The data must be written out once more, precisely as given.

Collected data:

___

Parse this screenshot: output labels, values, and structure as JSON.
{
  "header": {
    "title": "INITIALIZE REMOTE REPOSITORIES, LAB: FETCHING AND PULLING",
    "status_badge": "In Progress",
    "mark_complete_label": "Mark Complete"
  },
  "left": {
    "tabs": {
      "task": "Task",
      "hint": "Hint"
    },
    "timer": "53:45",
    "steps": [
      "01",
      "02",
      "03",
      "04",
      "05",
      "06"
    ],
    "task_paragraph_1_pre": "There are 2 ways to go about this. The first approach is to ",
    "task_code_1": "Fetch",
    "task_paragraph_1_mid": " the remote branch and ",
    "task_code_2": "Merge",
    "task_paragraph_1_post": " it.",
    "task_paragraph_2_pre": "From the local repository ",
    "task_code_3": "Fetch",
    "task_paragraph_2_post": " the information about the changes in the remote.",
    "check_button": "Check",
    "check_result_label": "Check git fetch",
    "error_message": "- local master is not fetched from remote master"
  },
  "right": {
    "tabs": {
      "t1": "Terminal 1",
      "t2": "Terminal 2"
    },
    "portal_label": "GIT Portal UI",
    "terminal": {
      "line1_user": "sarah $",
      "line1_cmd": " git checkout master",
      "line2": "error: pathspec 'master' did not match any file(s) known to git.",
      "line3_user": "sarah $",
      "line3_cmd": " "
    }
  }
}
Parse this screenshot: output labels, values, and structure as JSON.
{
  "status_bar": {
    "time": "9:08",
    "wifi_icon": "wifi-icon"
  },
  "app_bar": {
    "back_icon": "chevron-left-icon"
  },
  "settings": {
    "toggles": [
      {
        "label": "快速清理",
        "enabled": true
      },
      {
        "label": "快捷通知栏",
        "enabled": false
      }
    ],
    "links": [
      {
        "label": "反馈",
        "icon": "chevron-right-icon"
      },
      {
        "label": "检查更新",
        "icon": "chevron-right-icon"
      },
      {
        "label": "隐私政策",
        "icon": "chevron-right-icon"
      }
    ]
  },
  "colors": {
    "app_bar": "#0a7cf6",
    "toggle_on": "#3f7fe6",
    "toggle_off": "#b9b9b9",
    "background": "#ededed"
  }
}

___

Reply to the task >>
Parse this screenshot: output labels, values, and structure as JSON.
{
  "header": {
    "title": "INITIALIZE REMOTE REPOSITORIES, LAB: FETCHING AND PULLING",
    "status_badge": "In Progress",
    "mark_complete_label": "Mark Complete"
  },
  "left": {
    "tabs": {
      "task": "Task",
      "hint": "Hint"
    },
    "timer": "53:45",
    "steps": [
      "01",
      "02",
      "03",
      "04",
      "05",
      "06"
    ],
    "task_paragraph_1_pre": "There are 2 ways to go about this. The first approach is to ",
    "task_code_1": "Fetch",
    "task_paragraph_1_mid": " the remote branch and ",
    "task_code_2": "Merge",
    "task_paragraph_1_post": " it.",
    "task_paragraph_2_pre": "From the local repository ",
    "task_code_3": "Fetch",
    "task_paragraph_2_post": " the information about the changes in the remote.",
    "check_button": "Check",
    "check_result_label": "Check git fetch",
    "error_message": "- local master is not fetched from remote master"
  },
  "right": {
    "tabs": {
      "t1": "Terminal 1",
      "t2": "Terminal 2"
    },
    "portal_label": "GIT Portal UI",
    "terminal": {
      "line1_user": "sarah $",
      "line1_cmd": " git checkout master",
      "line2": "error: pathspec 'master' did not match any file(s) known to git.",
      "line3_user": "sarah $",
      "line3_cmd": " "
    }
  }
}
Parse this screenshot: output labels, values, and structure as JSON.
{
  "status_bar": {
    "time": "9:08",
    "wifi_icon": "wifi-icon"
  },
  "app_bar": {
    "back_icon": "chevron-left-icon"
  },
  "settings": {
    "toggles": [
      {
        "label": "快速清理",
        "enabled": true
      },
      {
        "label": "快捷通知栏",
        "enabled": false
      }
    ],
    "links": [
      {
        "label": "反馈",
        "icon": "chevron-right-icon"
      },
      {
        "label": "检查更新",
        "icon": "chevron-right-icon"
      },
      {
        "label": "隐私政策",
        "icon": "chevron-right-icon"
      }
    ]
  },
  "colors": {
    "app_bar": "#0a7cf6",
    "toggle_on": "#3f7fe6",
    "toggle_off": "#b9b9b9",
    "background": "#ededed"
  }
}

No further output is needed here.